Data records for software interfaces:
_ _ _ _ _ _ _

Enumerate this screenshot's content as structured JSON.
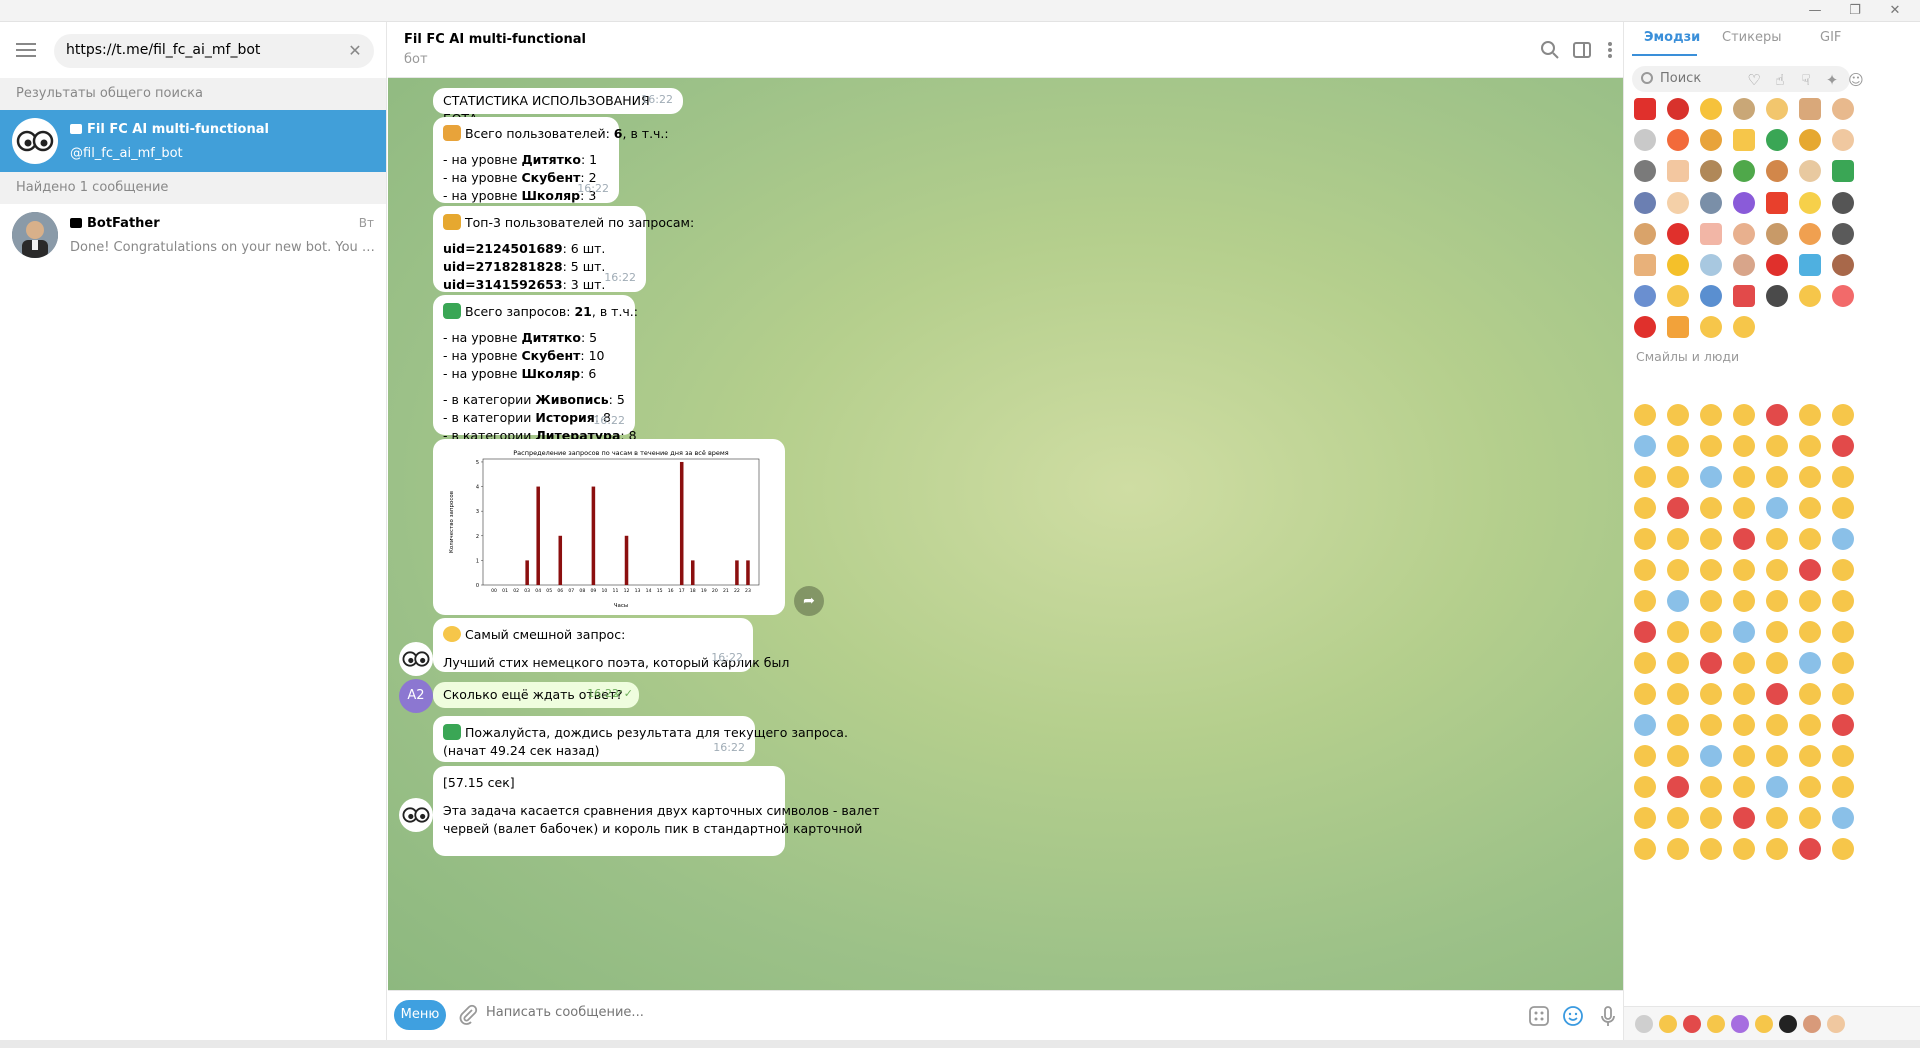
{
  "window": {
    "minimize": "—",
    "restore": "❐",
    "close": "✕"
  },
  "sidebar": {
    "search": {
      "value": "https://t.me/fil_fc_ai_mf_bot",
      "clear_icon": "close-icon"
    },
    "global_results_header": "Результаты общего поиска",
    "results": [
      {
        "title": "Fil FC AI multi-functional",
        "subtitle": "@fil_fc_ai_mf_bot",
        "active": true
      }
    ],
    "found_header": "Найдено 1 сообщение",
    "messages": [
      {
        "title": "BotFather",
        "date": "Вт",
        "preview": "Done! Congratulations on your new bot. You will fi..."
      }
    ]
  },
  "chat": {
    "title": "Fil FC AI multi-functional",
    "status": "бот",
    "bubbles": {
      "stats_header": {
        "text": "СТАТИСТИКА ИСПОЛЬЗОВАНИЯ БОТА",
        "time": "16:22"
      },
      "users": {
        "intro": "Всего пользователей: ",
        "intro_count": "6",
        "intro_tail": ", в т.ч.:",
        "lines": [
          {
            "prefix": "- на уровне ",
            "level": "Дитятко",
            "value": ": 1"
          },
          {
            "prefix": "- на уровне ",
            "level": "Скубент",
            "value": ": 2"
          },
          {
            "prefix": "- на уровне ",
            "level": "Школяр",
            "value": ": 3"
          }
        ],
        "time": "16:22"
      },
      "top3": {
        "intro": "Топ-3 пользователей по запросам:",
        "lines": [
          {
            "uid": "uid=2124501689",
            "value": ": 6 шт."
          },
          {
            "uid": "uid=2718281828",
            "value": ": 5 шт."
          },
          {
            "uid": "uid=3141592653",
            "value": ": 3 шт."
          }
        ],
        "time": "16:22"
      },
      "requests": {
        "intro": "Всего запросов: ",
        "intro_count": "21",
        "intro_tail": ", в т.ч.:",
        "levels": [
          {
            "prefix": "- на уровне ",
            "name": "Дитятко",
            "value": ": 5"
          },
          {
            "prefix": "- на уровне ",
            "name": "Скубент",
            "value": ": 10"
          },
          {
            "prefix": "- на уровне ",
            "name": "Школяр",
            "value": ": 6"
          }
        ],
        "categories": [
          {
            "prefix": "- в категории ",
            "name": "Живопись",
            "value": ": 5"
          },
          {
            "prefix": "- в категории ",
            "name": "История",
            "value": ": 8"
          },
          {
            "prefix": "- в категории ",
            "name": "Литература",
            "value": ": 8"
          }
        ],
        "time": "16:22"
      },
      "funniest": {
        "label": "Самый смешной запрос:",
        "text": "Лучший стих немецкого поэта, который карлик был",
        "time": "16:22"
      },
      "user_msg": {
        "avatar": "A2",
        "text": "Сколько ещё ждать ответ?",
        "time": "16:22",
        "checks": "✓✓"
      },
      "wait": {
        "text": "Пожалуйста, дождись результата для текущего запроса.",
        "detail": "(начат 49.24 сек назад)",
        "time": "16:22"
      },
      "answer": {
        "l1": "[57.15 сек]",
        "l2": "Эта задача касается сравнения двух карточных символов - валет",
        "l3": "червей (валет бабочек) и король пик в стандартной карточной"
      }
    },
    "composer": {
      "menu": "Меню",
      "placeholder": "Написать сообщение..."
    }
  },
  "chart_data": {
    "type": "bar",
    "title": "Распределение запросов по часам в течение дня за всё время",
    "xlabel": "Часы",
    "ylabel": "Количество запросов",
    "categories": [
      "00",
      "01",
      "02",
      "03",
      "04",
      "05",
      "06",
      "07",
      "08",
      "09",
      "10",
      "11",
      "12",
      "13",
      "14",
      "15",
      "16",
      "17",
      "18",
      "19",
      "20",
      "21",
      "22",
      "23"
    ],
    "values": [
      0,
      0,
      0,
      1,
      4,
      0,
      2,
      0,
      0,
      4,
      0,
      0,
      2,
      0,
      0,
      0,
      0,
      5,
      1,
      0,
      0,
      0,
      1,
      1
    ],
    "yticks": [
      0,
      1,
      2,
      3,
      4,
      5
    ],
    "ylim": [
      0,
      5
    ],
    "color": "#8b0f0f"
  },
  "emoji_panel": {
    "tabs": [
      "Эмодзи",
      "Стикеры",
      "GIF"
    ],
    "search_placeholder": "Поиск",
    "section_title": "Смайлы и люди",
    "recent_colors": [
      "#e0302c",
      "#d8322c",
      "#f6c23b",
      "#c9a777",
      "#f2c66d",
      "#d9a87a",
      "#e8b98d",
      "#c9c9c9",
      "#f26a3a",
      "#e8a33a",
      "#f6c64a",
      "#3aa655",
      "#e6a830",
      "#f0c8a0",
      "#7a7a7a",
      "#f3c7a0",
      "#b08858",
      "#4fa84a",
      "#d2874a",
      "#e8c9a0",
      "#3aa655",
      "#6b7fb2",
      "#f4d0a8",
      "#7a8fa8",
      "#8a5bd9",
      "#e8402c",
      "#f6d04a",
      "#555555",
      "#d9a36a",
      "#e0302c",
      "#f2b6a6",
      "#e8b08e",
      "#c89a68",
      "#f0a050",
      "#5a5a5a",
      "#e8b17a",
      "#f4c02a",
      "#a8c8e0",
      "#d8a58a",
      "#e0302c",
      "#4fb0e0",
      "#a8684a",
      "#6a8fd0",
      "#f6c64a",
      "#5a8fd0",
      "#e24a4a",
      "#4a4a4a",
      "#f6c64a",
      "#f26a6a",
      "#e0302c",
      "#f2a23a",
      "#f6c64a",
      "#f6c64a"
    ],
    "smiley_color": "#f6c64a"
  }
}
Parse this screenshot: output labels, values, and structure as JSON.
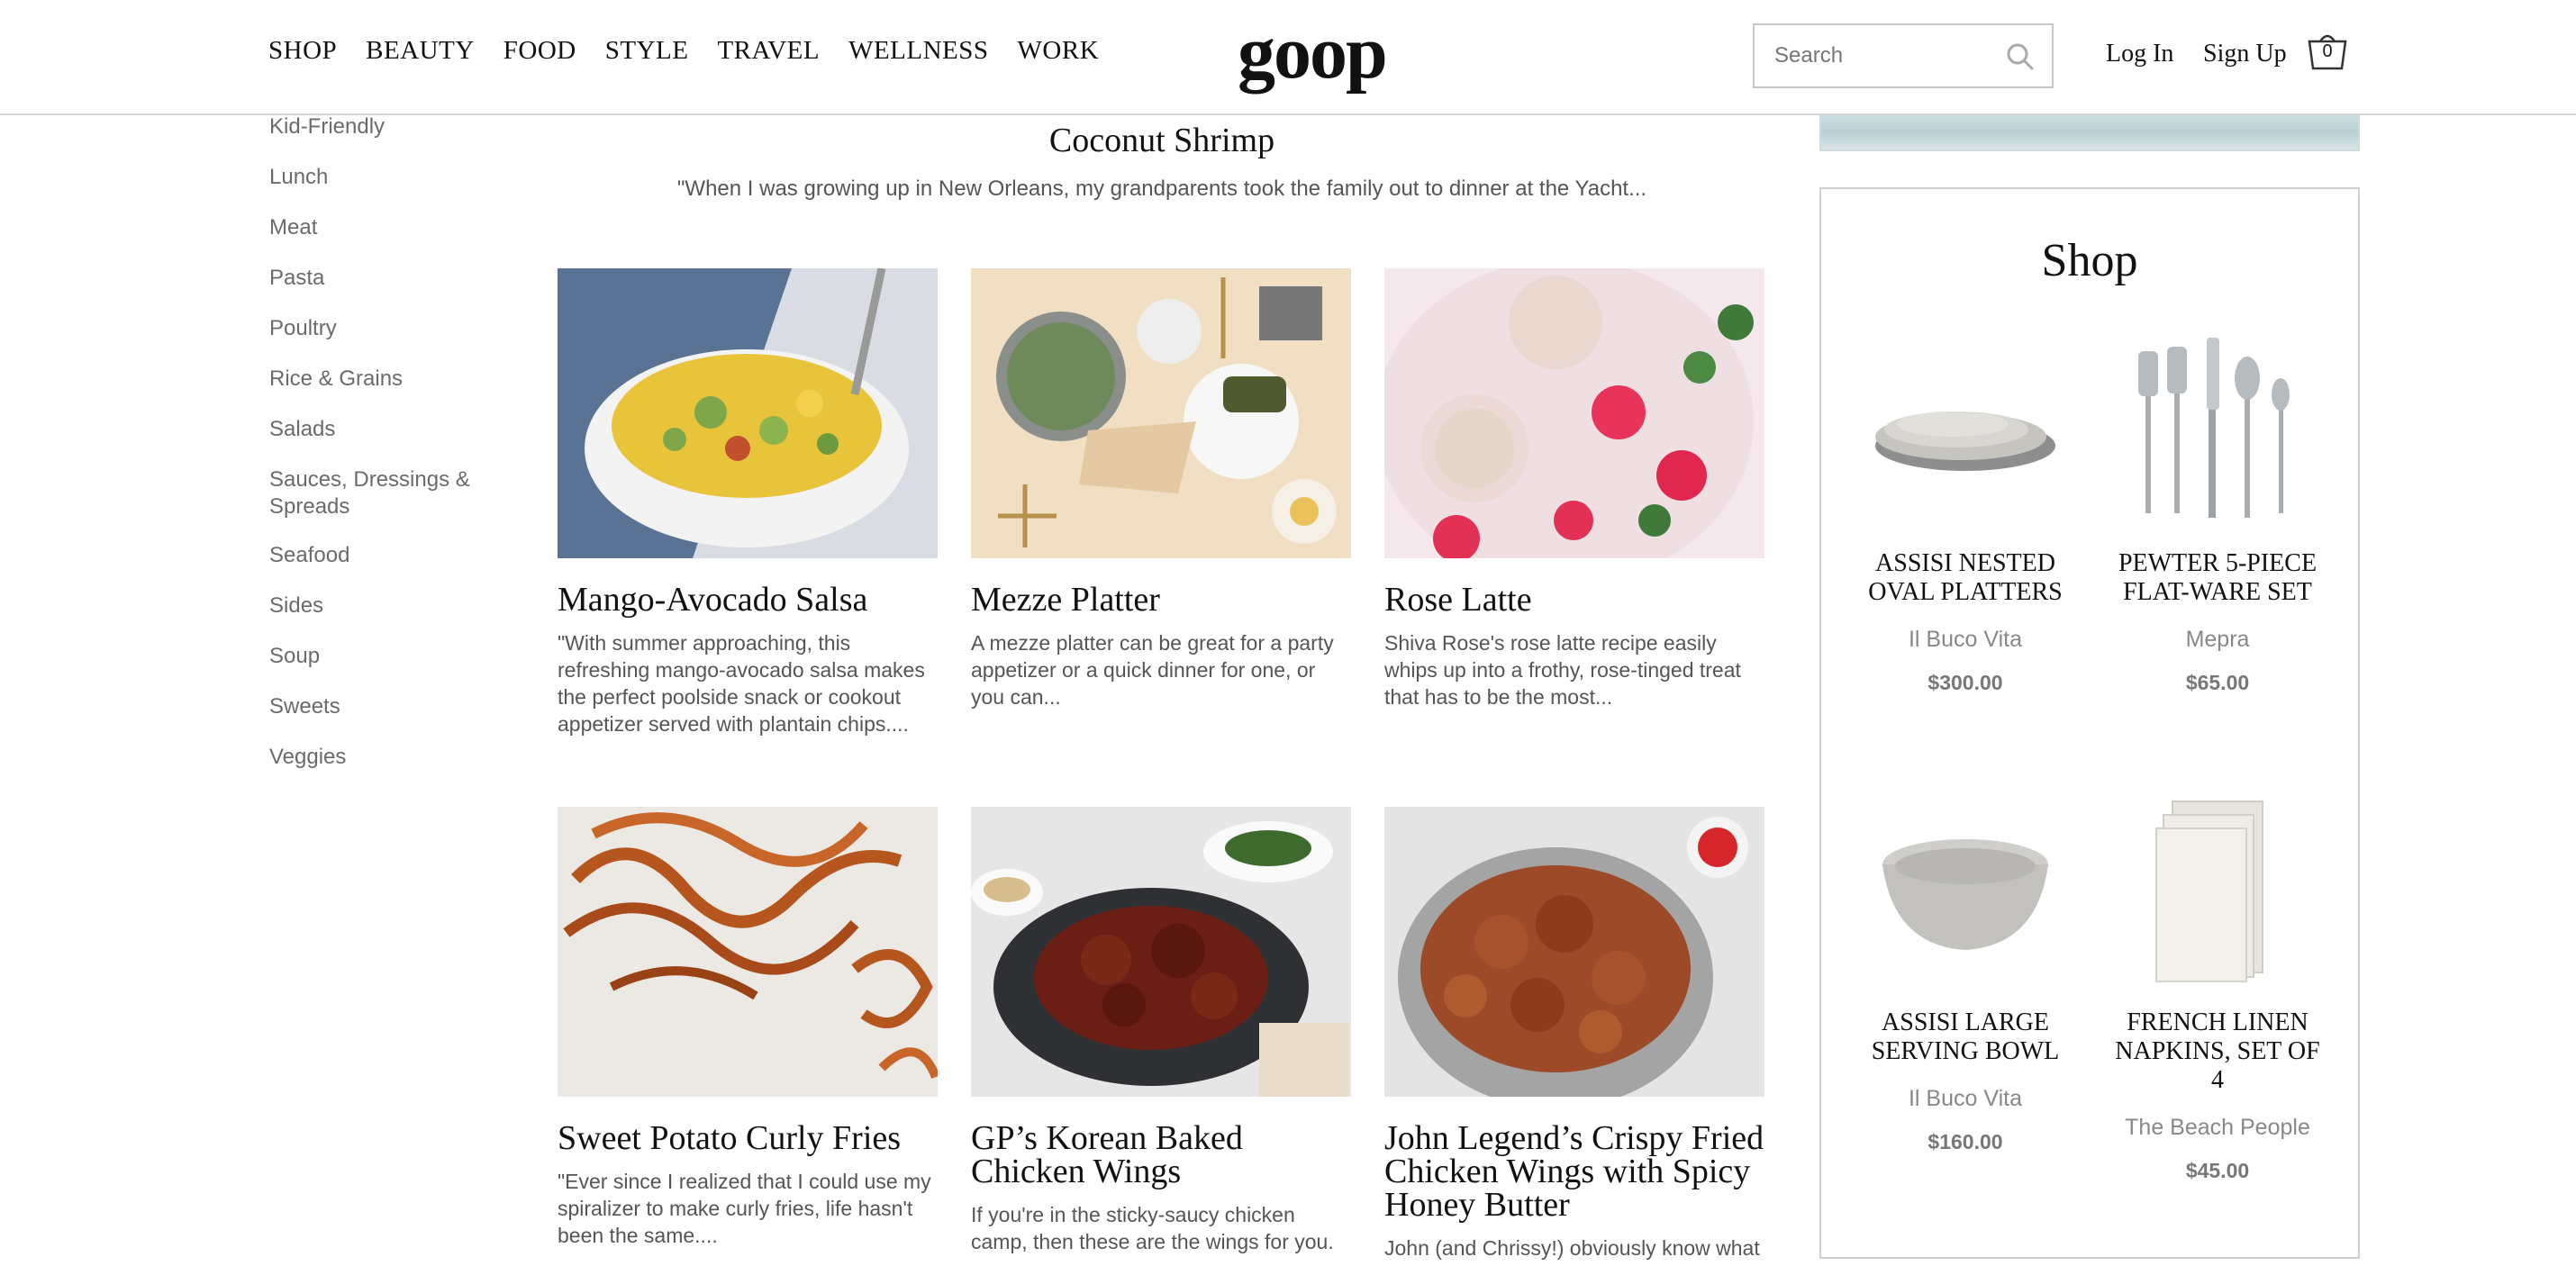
{
  "header": {
    "nav": [
      "SHOP",
      "BEAUTY",
      "FOOD",
      "STYLE",
      "TRAVEL",
      "WELLNESS",
      "WORK"
    ],
    "logo": "goop",
    "search_placeholder": "Search",
    "login": "Log In",
    "signup": "Sign Up",
    "cart_count": "0"
  },
  "sidebar": {
    "items": [
      "Kid-Friendly",
      "Lunch",
      "Meat",
      "Pasta",
      "Poultry",
      "Rice & Grains",
      "Salads",
      "Sauces, Dressings & Spreads",
      "Seafood",
      "Sides",
      "Soup",
      "Sweets",
      "Veggies"
    ]
  },
  "feature": {
    "title": "Coconut Shrimp",
    "desc": "\"When I was growing up in New Orleans, my grandparents took the family out to dinner at the Yacht..."
  },
  "recipes": [
    {
      "title": "Mango-Avocado Salsa",
      "desc": "\"With summer approaching, this refreshing mango-avocado salsa makes the perfect poolside snack or cookout appetizer served with plantain chips...."
    },
    {
      "title": "Mezze Platter",
      "desc": "A mezze platter can be great for a party appetizer or a quick dinner for one, or you can..."
    },
    {
      "title": "Rose Latte",
      "desc": "Shiva Rose's rose latte recipe easily whips up into a frothy, rose-tinged treat that has to be the most..."
    },
    {
      "title": "Sweet Potato Curly Fries",
      "desc": "\"Ever since I realized that I could use my spiralizer to make curly fries, life hasn't been the same...."
    },
    {
      "title": "GP’s Korean Baked Chicken Wings",
      "desc": "If you're in the sticky-saucy chicken camp, then these are the wings for you."
    },
    {
      "title": "John Legend’s Crispy Fried Chicken Wings with Spicy Honey Butter",
      "desc": "John (and Chrissy!) obviously know what"
    }
  ],
  "shop": {
    "title": "Shop",
    "products": [
      {
        "name": "ASSISI NESTED OVAL PLATTERS",
        "brand": "Il Buco Vita",
        "price": "$300.00"
      },
      {
        "name": "PEWTER 5-PIECE FLAT-WARE SET",
        "brand": "Mepra",
        "price": "$65.00"
      },
      {
        "name": "ASSISI LARGE SERVING BOWL",
        "brand": "Il Buco Vita",
        "price": "$160.00"
      },
      {
        "name": "FRENCH LINEN NAPKINS, SET OF 4",
        "brand": "The Beach People",
        "price": "$45.00"
      }
    ]
  }
}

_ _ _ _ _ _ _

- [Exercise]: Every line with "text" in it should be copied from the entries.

- [Solution for this task]:
        "text": "СТАТИСТИКА ИСПОЛЬЗОВАНИЯ БОТА",
        "text": "Лучший стих немецкого поэта, который карлик был",
        "text": "Сколько ещё ждать ответ?",
        "text": "Пожалуйста, дождись результата для текущего запроса.",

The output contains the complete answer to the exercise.